■ PROBLEM TO SOLVE ■
Check every line of the data below for the string "subtitle", and copy the ones that hold it.

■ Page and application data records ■
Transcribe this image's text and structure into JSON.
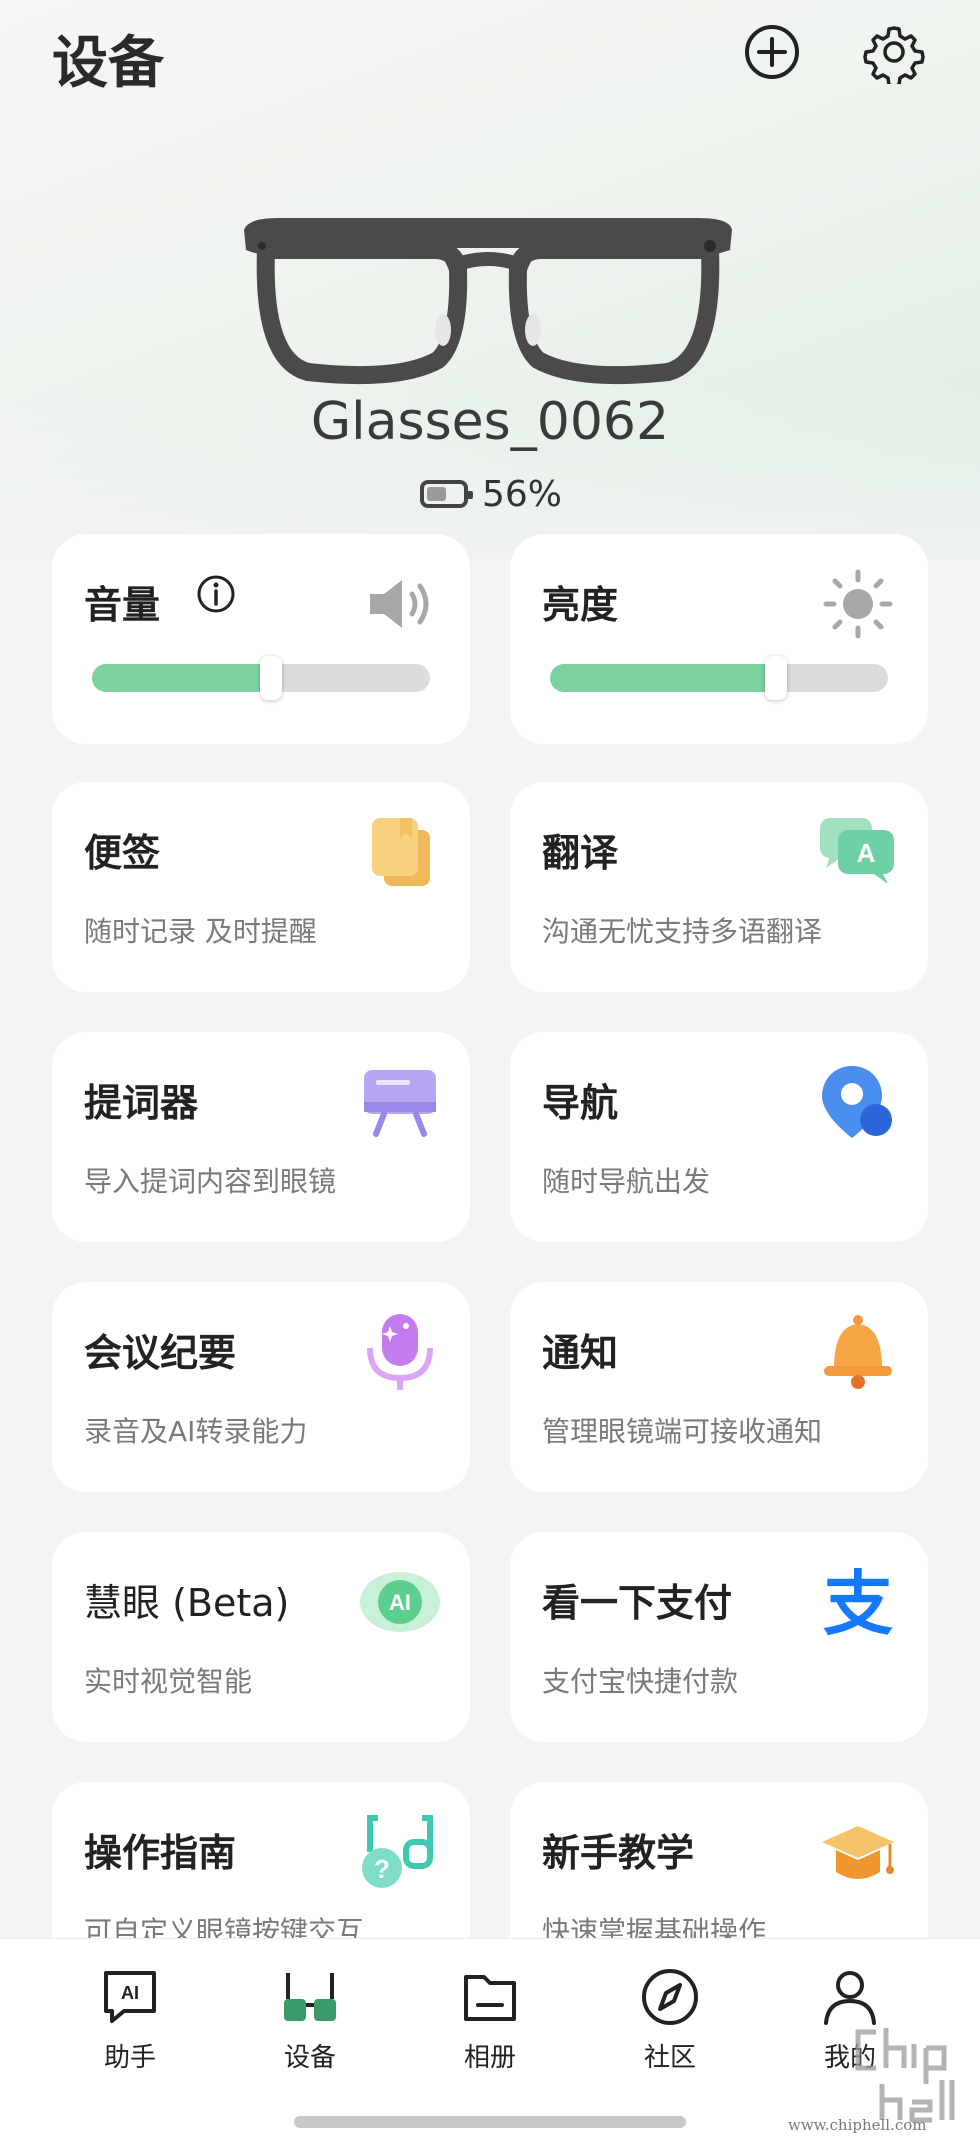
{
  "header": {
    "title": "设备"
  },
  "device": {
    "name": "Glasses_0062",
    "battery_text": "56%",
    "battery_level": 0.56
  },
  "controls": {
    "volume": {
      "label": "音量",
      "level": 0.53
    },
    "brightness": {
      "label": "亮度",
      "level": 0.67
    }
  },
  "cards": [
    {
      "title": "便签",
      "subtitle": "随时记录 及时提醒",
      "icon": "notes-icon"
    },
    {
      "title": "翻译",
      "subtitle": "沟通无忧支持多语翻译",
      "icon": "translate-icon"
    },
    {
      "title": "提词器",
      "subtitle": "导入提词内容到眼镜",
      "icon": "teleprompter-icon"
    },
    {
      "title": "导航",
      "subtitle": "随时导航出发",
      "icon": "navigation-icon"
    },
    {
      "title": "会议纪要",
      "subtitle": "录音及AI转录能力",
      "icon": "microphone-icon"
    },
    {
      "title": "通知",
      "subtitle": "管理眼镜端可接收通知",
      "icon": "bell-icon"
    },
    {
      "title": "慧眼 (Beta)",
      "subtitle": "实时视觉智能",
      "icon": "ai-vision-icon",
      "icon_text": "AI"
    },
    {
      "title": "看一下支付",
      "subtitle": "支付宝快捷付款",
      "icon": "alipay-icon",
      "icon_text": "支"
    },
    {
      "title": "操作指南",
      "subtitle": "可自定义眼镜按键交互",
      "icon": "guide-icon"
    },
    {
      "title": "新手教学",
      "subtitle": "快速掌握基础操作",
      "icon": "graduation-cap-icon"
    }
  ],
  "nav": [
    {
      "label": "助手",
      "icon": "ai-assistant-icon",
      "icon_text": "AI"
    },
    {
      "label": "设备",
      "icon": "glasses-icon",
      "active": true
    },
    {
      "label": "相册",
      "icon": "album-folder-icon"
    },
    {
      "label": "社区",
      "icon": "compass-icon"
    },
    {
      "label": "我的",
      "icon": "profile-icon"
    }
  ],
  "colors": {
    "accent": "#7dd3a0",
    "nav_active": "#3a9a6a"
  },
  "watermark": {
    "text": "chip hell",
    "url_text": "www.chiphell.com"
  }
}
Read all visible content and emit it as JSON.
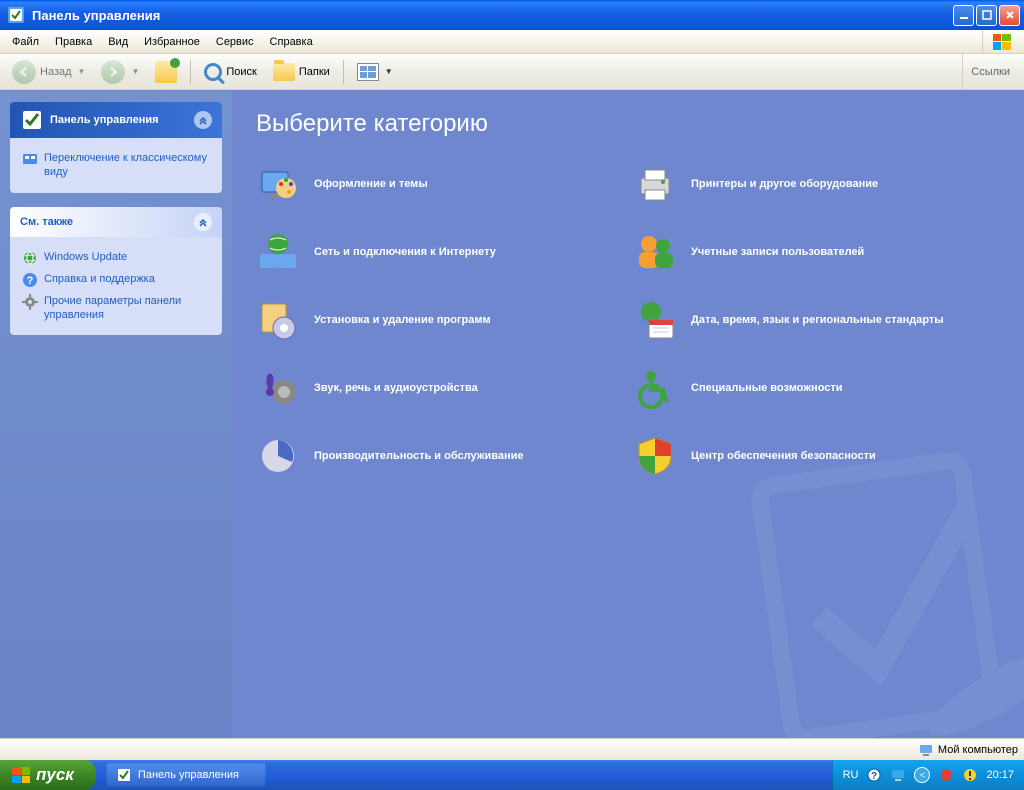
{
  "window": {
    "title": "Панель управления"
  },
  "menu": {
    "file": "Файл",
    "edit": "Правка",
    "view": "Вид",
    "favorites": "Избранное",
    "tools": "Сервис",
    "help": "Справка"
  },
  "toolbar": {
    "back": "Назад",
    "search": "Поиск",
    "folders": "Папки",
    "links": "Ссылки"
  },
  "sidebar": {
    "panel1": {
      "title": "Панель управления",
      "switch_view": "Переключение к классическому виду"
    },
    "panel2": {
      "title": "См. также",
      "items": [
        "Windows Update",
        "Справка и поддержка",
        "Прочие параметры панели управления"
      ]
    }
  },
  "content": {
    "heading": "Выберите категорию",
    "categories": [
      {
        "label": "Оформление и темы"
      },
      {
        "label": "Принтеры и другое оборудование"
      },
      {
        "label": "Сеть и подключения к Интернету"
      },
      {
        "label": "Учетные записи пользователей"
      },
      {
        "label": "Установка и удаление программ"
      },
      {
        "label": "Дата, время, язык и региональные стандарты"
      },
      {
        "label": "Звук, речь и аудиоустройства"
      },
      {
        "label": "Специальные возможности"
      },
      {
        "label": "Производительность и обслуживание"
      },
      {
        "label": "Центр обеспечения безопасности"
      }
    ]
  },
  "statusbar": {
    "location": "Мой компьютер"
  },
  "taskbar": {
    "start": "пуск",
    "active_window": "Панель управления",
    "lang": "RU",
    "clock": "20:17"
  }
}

■ RESPONSE TO THE TASK ■
      "subtitle": "随时记录 及时提醒",
      "subtitle": "沟通无忧支持多语翻译",
      "subtitle": "导入提词内容到眼镜",
      "subtitle": "随时导航出发",
      "subtitle": "录音及AI转录能力",
      "subtitle": "管理眼镜端可接收通知",
      "subtitle": "实时视觉智能",
      "subtitle": "支付宝快捷付款",
      "subtitle": "可自定义眼镜按键交互",
      "subtitle": "快速掌握基础操作",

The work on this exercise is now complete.